Disorders that occur at the same time are referred to as co-occurring, dual diagnosis or dual disorder. Someone might have a problem with substance abuse along with bipolar disorder, for instance.
Just like the area of treatment for drug use and psychological disorders has developed to become more exact, the terminology that is employed to describe people who suffer both from psychological disorders and drug use has also become more precise.
Dual disorder and dual diagnosis terms are replaced by the term co-occurring disorders. These latter terms, though used commonly to point to the mixture of substance abuse and mental disorders, are confusing in that they also point to other mixtures of disorders (like mental retardation and mental disorders).
The terms are also misleading in that they only cover two disorders occurring at the same time which is not the case as two or more can occur at the same time. Patients with co-occurring disorders (COD) have one or more mental disorders, as well as one or more disorders that are related to the substance abuse. In order to get a co-occurring diagnosis, at least one disorder of each type has to be established and traced to be independent and not just a combination of symptoms springing from one disorder but manifesting as independent.
Even though the term co-occurring disorder is the most up to date term that is used by professionals, the term dual disorders will be used interchangeably for the objectives of this article.
Mentally Ill Chemical Abusers, MICA, is used to refer to people who have a co-occurring disorder and a very serious mental disorder such as bipolar disorder or schizophrenia. A better word that is more preferred in terms of its connotation is Mentally Ill Chemically Affected. Other acronyms that are used to refer to people with COD are CAMI, Chemical Abuse and Mental Illness; MIC'D, Mentally Ill Chemically Dependent; MISA, Mentally Ill Substance Abusers; MISU, Mentally Ill Substance Using; Sami, Substance Abuse and Mental Illness and ICO PSD, Individuals with co-occurring psychiatric and substance disorders.
Common examples of co-occurring disorders include the combinations of alcohol addiction with panic disorder, major depression with cocaine addiction, borderline personality disorder with episodic polydrug abuse, and alcoholism and polydrug addiction with schizophrenia. Some people might have more than two disorders, even though the cornerstone of this is on dual disorders. Multiple disorders go by the same rules that apply to dual disorders.

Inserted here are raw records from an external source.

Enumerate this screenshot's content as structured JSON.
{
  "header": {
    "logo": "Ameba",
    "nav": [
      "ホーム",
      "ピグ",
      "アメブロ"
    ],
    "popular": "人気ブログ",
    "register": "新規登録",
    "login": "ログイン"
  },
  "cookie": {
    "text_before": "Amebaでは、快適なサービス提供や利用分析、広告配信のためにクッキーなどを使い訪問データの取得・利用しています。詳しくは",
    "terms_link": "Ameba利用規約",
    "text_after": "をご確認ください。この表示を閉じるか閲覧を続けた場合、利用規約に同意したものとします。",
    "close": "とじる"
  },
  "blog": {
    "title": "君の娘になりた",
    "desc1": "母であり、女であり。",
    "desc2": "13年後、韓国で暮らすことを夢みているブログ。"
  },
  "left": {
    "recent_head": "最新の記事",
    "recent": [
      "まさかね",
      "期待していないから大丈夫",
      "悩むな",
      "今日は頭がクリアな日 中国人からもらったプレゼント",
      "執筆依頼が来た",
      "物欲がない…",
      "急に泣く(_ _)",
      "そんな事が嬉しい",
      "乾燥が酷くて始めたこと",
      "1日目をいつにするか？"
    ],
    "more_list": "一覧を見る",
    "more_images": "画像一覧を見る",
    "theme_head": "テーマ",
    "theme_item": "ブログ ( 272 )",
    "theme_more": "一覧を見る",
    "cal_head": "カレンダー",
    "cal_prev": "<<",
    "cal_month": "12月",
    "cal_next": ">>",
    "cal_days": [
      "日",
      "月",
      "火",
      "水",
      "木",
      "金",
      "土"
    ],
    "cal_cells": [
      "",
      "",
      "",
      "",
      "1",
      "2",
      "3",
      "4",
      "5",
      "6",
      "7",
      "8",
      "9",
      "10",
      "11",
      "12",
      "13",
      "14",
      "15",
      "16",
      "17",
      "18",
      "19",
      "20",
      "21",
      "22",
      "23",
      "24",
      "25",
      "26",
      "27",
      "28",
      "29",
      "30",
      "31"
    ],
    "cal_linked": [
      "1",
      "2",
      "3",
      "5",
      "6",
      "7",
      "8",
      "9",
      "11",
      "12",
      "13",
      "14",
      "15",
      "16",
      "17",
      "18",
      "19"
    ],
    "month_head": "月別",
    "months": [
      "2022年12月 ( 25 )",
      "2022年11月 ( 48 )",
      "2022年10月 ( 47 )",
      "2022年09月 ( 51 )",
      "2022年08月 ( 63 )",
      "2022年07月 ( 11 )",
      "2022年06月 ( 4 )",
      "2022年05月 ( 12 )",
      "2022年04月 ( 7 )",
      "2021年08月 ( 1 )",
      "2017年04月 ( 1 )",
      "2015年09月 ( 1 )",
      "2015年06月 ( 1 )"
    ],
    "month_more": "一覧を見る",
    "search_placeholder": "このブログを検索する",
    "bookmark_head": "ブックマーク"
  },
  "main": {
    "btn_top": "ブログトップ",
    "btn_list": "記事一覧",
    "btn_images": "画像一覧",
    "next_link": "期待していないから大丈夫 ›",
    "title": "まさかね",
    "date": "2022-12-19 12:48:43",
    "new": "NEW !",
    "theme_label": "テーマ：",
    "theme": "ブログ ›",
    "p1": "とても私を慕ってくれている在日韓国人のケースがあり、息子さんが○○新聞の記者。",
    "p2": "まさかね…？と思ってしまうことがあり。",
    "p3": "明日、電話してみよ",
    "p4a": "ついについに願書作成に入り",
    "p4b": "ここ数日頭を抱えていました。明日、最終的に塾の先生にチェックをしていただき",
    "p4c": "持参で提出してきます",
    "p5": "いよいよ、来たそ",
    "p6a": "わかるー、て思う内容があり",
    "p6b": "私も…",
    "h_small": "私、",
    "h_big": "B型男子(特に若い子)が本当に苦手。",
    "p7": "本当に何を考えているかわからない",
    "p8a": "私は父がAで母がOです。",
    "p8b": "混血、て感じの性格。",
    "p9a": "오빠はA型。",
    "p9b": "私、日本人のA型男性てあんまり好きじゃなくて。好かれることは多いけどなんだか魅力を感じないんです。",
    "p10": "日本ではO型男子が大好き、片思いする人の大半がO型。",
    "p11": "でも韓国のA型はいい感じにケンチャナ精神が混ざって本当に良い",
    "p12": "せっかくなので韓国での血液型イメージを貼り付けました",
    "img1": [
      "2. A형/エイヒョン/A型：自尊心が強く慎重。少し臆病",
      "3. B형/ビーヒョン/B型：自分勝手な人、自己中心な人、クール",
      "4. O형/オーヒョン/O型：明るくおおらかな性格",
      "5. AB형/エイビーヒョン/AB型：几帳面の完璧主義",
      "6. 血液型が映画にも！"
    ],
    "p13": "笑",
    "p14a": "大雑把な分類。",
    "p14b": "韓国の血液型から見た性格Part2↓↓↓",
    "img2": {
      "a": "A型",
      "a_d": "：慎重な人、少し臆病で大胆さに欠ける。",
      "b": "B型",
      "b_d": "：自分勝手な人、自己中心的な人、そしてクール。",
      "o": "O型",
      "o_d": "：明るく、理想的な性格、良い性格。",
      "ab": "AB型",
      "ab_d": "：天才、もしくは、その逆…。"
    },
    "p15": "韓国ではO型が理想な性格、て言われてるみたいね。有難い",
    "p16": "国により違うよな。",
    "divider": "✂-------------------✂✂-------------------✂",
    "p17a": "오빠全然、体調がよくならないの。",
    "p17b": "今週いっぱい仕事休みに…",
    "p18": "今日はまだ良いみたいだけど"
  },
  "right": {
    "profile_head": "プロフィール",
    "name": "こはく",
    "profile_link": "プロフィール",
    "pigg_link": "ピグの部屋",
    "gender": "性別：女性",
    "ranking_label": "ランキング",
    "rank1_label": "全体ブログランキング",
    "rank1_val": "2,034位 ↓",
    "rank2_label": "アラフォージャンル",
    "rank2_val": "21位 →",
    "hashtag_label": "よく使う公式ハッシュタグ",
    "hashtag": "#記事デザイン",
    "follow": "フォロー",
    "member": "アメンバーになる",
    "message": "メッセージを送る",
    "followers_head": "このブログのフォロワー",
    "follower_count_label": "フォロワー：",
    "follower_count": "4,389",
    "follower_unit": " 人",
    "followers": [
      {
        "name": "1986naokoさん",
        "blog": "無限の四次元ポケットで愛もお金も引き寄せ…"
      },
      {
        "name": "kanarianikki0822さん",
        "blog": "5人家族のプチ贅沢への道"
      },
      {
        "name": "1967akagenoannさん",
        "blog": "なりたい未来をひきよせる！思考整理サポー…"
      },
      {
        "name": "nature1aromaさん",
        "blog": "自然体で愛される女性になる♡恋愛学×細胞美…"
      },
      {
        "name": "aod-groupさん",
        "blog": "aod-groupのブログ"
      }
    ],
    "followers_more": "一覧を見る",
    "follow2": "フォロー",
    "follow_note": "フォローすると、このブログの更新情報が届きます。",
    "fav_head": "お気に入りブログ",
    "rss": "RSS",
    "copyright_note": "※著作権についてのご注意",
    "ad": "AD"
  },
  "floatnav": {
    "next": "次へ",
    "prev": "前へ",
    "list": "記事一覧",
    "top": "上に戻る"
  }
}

The existence of combined co-existing conditions and those of psychiatric disorders can differ in several significant aspects like chronicity, gravity, disability and level of impairment in bodily operations. For instance, one disorder can be more extreme than the other, or both can be equally mild or extreme. Indeed, the seriousness of both disorders may alter over time. Other factors that may also vary include the level or degree of disability or impairment in day to day functions.
That means that, in fact, there are many differentiations among co-occurring disorders, not just one combination. Specific treatment environments are, however, set up for patients that have alike combinations of dual disorders.
Further damage is inflicted in more than 50 % of all adults that have severe mental disorder as well as substance abuse disorders (abuse or addiction to alcohol or illicit drugs).
Compared patients who have a COD use problem alone or a mental health disorder, and more serious and chronic medical, social and emotional problems are often experienced by the patients with dual disorders. Since they have two disorders, they are at a risk of COD relapse and deterioration of the psychiatric ailment. Also, impairment of mental issues many times lead to dependency relapse and addiction relapse commonly leads to further mental deterioration. That means that patients with co-occurring disorders require a specific relapse prevention plan. Users with dual disorders commonly need longer rehab, have a greater number of crises and advance more slowly in treatment compared to patients that only have a single disorder.
Personality, psychotic and mood disorders are among some of the most prevalent psychiatric disorders diagnosed in dual patient disorders.